Roman-era Mystery Cults: Bremmer’s Recent Book
I’ve just learned from my friend, the respected scholar of ancient religion, Jan Bremmer (University of Groningen), about his recently published book on ancient “mystery cults”: Jan N. Bremmer, Initiation Into the Mysteries of the Ancient World (Berlin: De Gruyter, 2014). I immediately read a few chapters, and can already register my praise for the book. It’s a readable, obviously informed study, drawing upon and engaging the whole history of scholarship on these ancient religious developments. Another noteworthy feature is that it is an “open access” publication, the “epub” version available free. The online version is freely available here.
As Bremmer notes, scholarly understanding of these various “mystery cults” has developed (and changed, markedly in some matters) over the last 100+ years.
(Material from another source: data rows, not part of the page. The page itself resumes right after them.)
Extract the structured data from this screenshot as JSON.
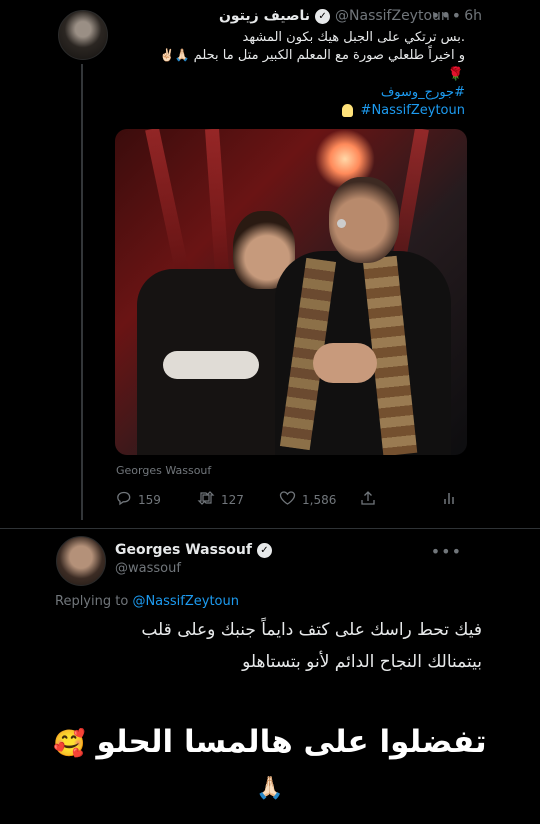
{
  "tweet1": {
    "display_name": "ناصيف زيتون",
    "handle": "@NassifZeytoun",
    "time": "6h",
    "text_line1": ".بس ترتكي على الجبل هيك بكون المشهد",
    "text_line2": "و اخيراً طلعلي صورة مع المعلم الكبير متل ما بحلم",
    "text_line2_emoji": "🙏🏻✌🏻",
    "rose": "🌹",
    "hashtag_arabic": "#جورج_وسوف",
    "bulb_icon": "light-bulb-icon",
    "hashtag_latin": "#NassifZeytoun",
    "media_source": "Georges Wassouf",
    "actions": {
      "replies": "159",
      "retweets": "127",
      "likes": "1,586"
    }
  },
  "tweet2": {
    "display_name": "Georges Wassouf",
    "handle": "@wassouf",
    "replying_prefix": "Replying to",
    "replying_to": "@NassifZeytoun",
    "text_line1": "فيك تحط راسك على كتف دايماً جنبك وعلى قلب",
    "text_line2": "بيتمنالك النجاح الدائم لأنو بتستاهلو"
  },
  "story_caption": {
    "text": "تفضلوا على هالمسا الحلو",
    "emoji": "🥰",
    "hands_emoji": "🙏🏻"
  },
  "colors": {
    "background": "#000000",
    "text": "#e7e9ea",
    "muted": "#71767b",
    "link": "#1d9bf0",
    "divider": "#2f3336"
  }
}
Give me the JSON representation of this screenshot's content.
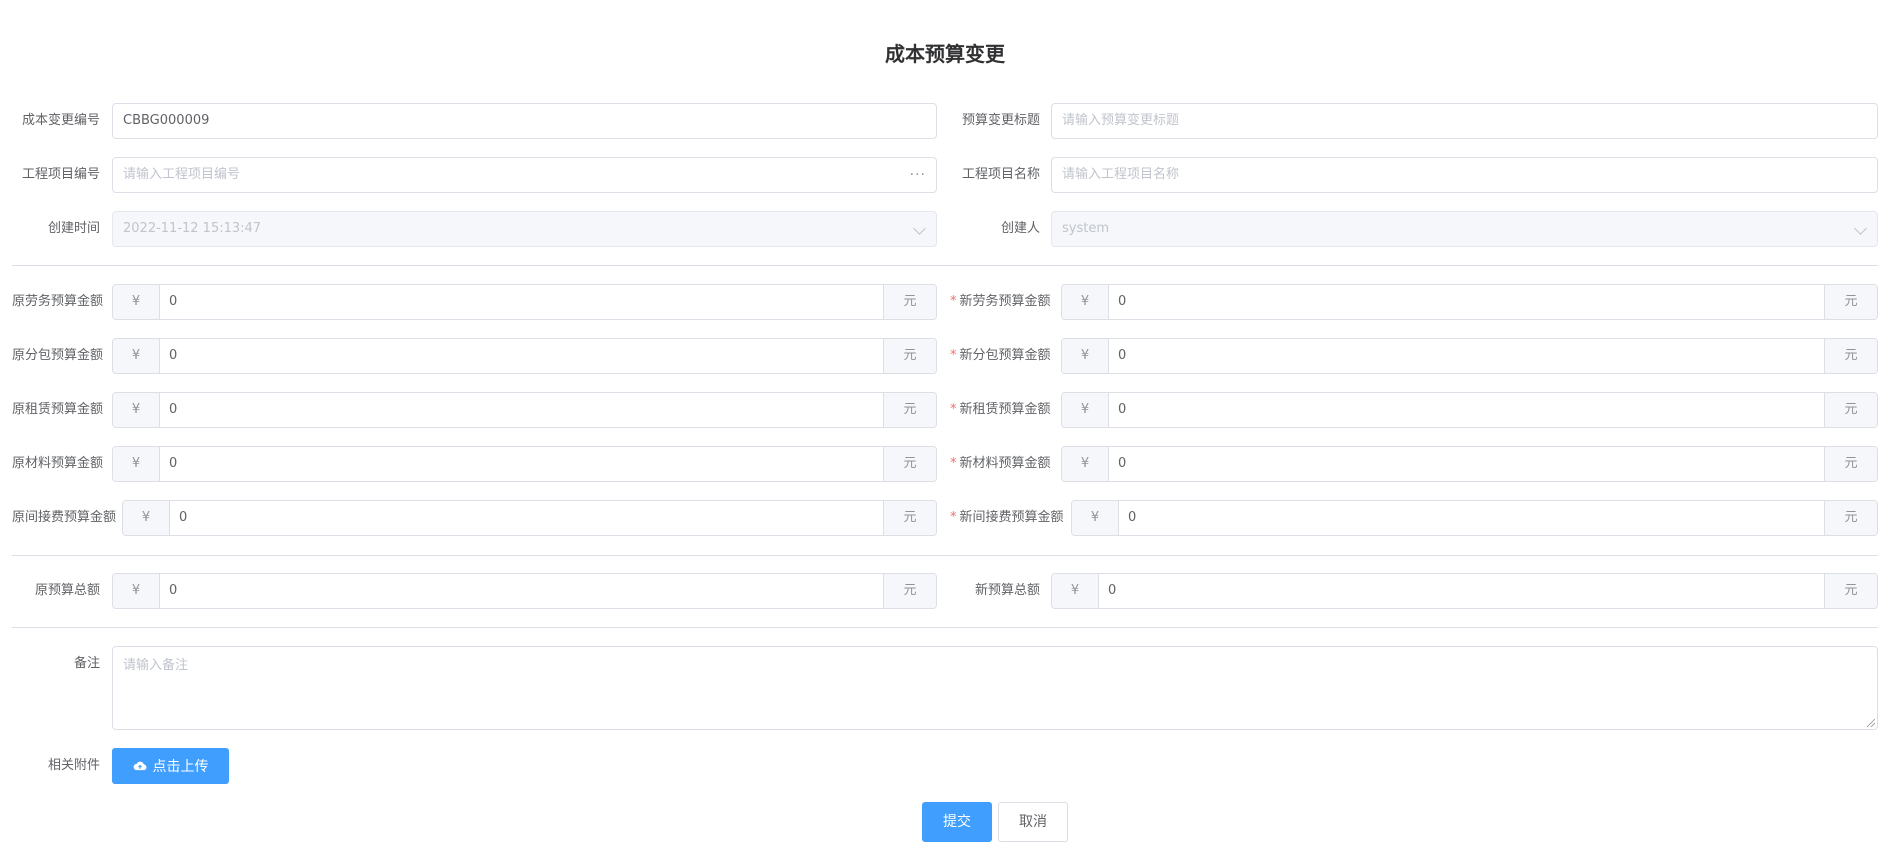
{
  "page": {
    "title": "成本预算变更"
  },
  "fields": {
    "cost_change_no": {
      "label": "成本变更编号",
      "value": "CBBG000009"
    },
    "budget_change_title": {
      "label": "预算变更标题",
      "placeholder": "请输入预算变更标题"
    },
    "project_no": {
      "label": "工程项目编号",
      "placeholder": "请输入工程项目编号",
      "suffix": "···"
    },
    "project_name": {
      "label": "工程项目名称",
      "placeholder": "请输入工程项目名称"
    },
    "created_time": {
      "label": "创建时间",
      "value": "2022-11-12 15:13:47"
    },
    "creator": {
      "label": "创建人",
      "value": "system"
    }
  },
  "currency": {
    "prefix": "¥",
    "suffix": "元"
  },
  "amounts": {
    "orig_labor": {
      "label": "原劳务预算金额",
      "value": "0"
    },
    "new_labor": {
      "label": "新劳务预算金额",
      "value": "0",
      "required": "*"
    },
    "orig_sub": {
      "label": "原分包预算金额",
      "value": "0"
    },
    "new_sub": {
      "label": "新分包预算金额",
      "value": "0",
      "required": "*"
    },
    "orig_rent": {
      "label": "原租赁预算金额",
      "value": "0"
    },
    "new_rent": {
      "label": "新租赁预算金额",
      "value": "0",
      "required": "*"
    },
    "orig_material": {
      "label": "原材料预算金额",
      "value": "0"
    },
    "new_material": {
      "label": "新材料预算金额",
      "value": "0",
      "required": "*"
    },
    "orig_indirect": {
      "label": "原间接费预算金额",
      "value": "0"
    },
    "new_indirect": {
      "label": "新间接费预算金额",
      "value": "0",
      "required": "*"
    },
    "orig_total": {
      "label": "原预算总额",
      "value": "0"
    },
    "new_total": {
      "label": "新预算总额",
      "value": "0"
    }
  },
  "remark": {
    "label": "备注",
    "placeholder": "请输入备注"
  },
  "attachment": {
    "label": "相关附件",
    "button": "点击上传"
  },
  "actions": {
    "submit": "提交",
    "cancel": "取消"
  }
}
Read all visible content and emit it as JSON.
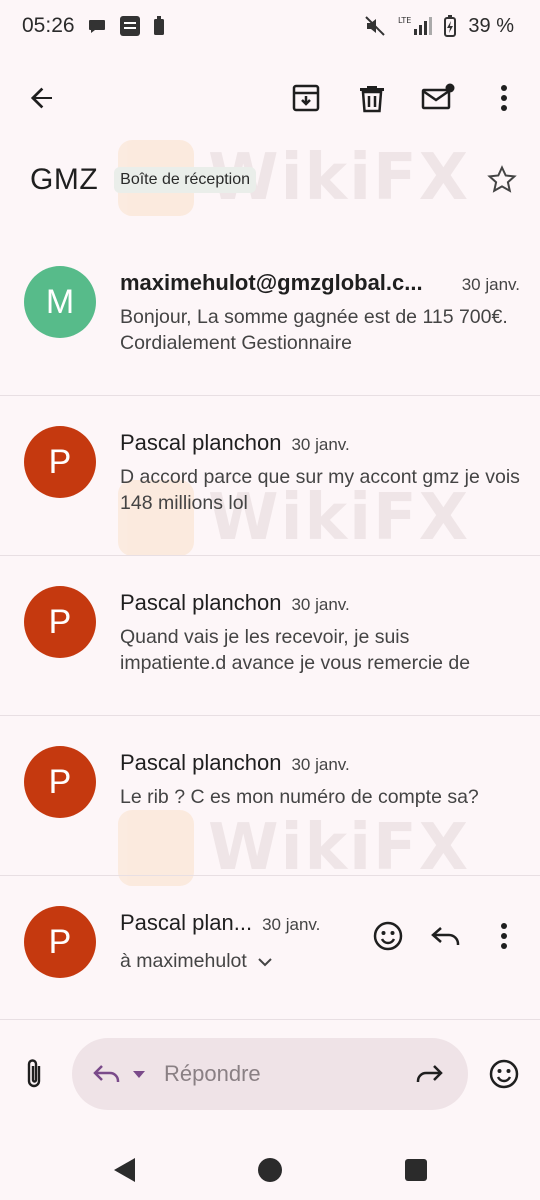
{
  "status": {
    "time": "05:26",
    "battery": "39 %",
    "network": "LTE"
  },
  "thread": {
    "subject": "GMZ",
    "label": "Boîte de réception"
  },
  "messages": [
    {
      "avatar_letter": "M",
      "avatar_color": "#57bb8a",
      "sender": "maximehulot@gmzglobal.c...",
      "date": "30 janv.",
      "snippet": "Bonjour, La somme gagnée est de 115 700€. Cordialement Gestionnaire"
    },
    {
      "avatar_letter": "P",
      "avatar_color": "#c5390f",
      "sender": "Pascal planchon",
      "date": "30 janv.",
      "snippet": "D accord parce que sur my accont gmz je vois 148 millions lol"
    },
    {
      "avatar_letter": "P",
      "avatar_color": "#c5390f",
      "sender": "Pascal planchon",
      "date": "30 janv.",
      "snippet": "Quand vais je les recevoir, je suis impatiente.d avance je vous remercie de"
    },
    {
      "avatar_letter": "P",
      "avatar_color": "#c5390f",
      "sender": "Pascal planchon",
      "date": "30 janv.",
      "snippet": "Le rib ? C es mon numéro de compte sa?"
    },
    {
      "avatar_letter": "P",
      "avatar_color": "#c5390f",
      "sender": "Pascal plan...",
      "date": "30 janv.",
      "recipient": "à maximehulot"
    }
  ],
  "compose": {
    "placeholder": "Répondre"
  },
  "watermark": {
    "text": "WikiFX"
  },
  "colors": {
    "background": "#fdf6f8",
    "compose_bg": "#efe3e7",
    "accent": "#7a4a8a"
  },
  "icons": [
    "back-arrow-icon",
    "archive-icon",
    "trash-icon",
    "mark-unread-icon",
    "more-vert-icon",
    "star-icon",
    "emoji-icon",
    "reply-icon",
    "forward-icon",
    "attach-icon",
    "chevron-down-icon"
  ]
}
For example, there are now doubts about previous claims of supposedly common “dying/rising gods” (there are gods that die, but hard to find gods that get resurrected). To cite another example, it’s now increasingly thought that the “Mithraism” of the Roman era wasn’t actually an import from the East, but instead a concoction in the Roman empire itself.
Moreover, Bremmer helpfully emphasizes that some of the “mystery cults” were local cults, very much linked with a particular site or area, whereas others (e.g., Isis and Mithras) were much more trans-local and trans-ethnic.
Bremmer’s particular focus is on what we can know of the rituals, the actual practices of each of the mystery cults, e.g., initiation rituals, what devotees did when they met, etc. This brings to the many other books on these movements a helpful contribution that allows us to get more of a sense of what it was like to take part in these groups.
Of direct relevance to this blog site, Bremmer also considers questions (and dubious claims) about the relationship of early Christianity and these mystery cults, and he gives a nuanced, cogently argued, and well-supported analysis. He proposes that it is far easier to see borrowings or influences from some of the mystery cults on Christianity in the fourth century and thereafter. In the prior centuries, however, it’s hard to substantiate claims for such influences. Christians in the second century sometimes drew upon terminology used in the mystery cults to make contrasts with Christianity, but, of course, that’s not the same thing as being influenced/shaped by mystery cults.
But, as the book is so freely available, there’s little need for me to prattle on about it further here. Those interested can digest it for themselves.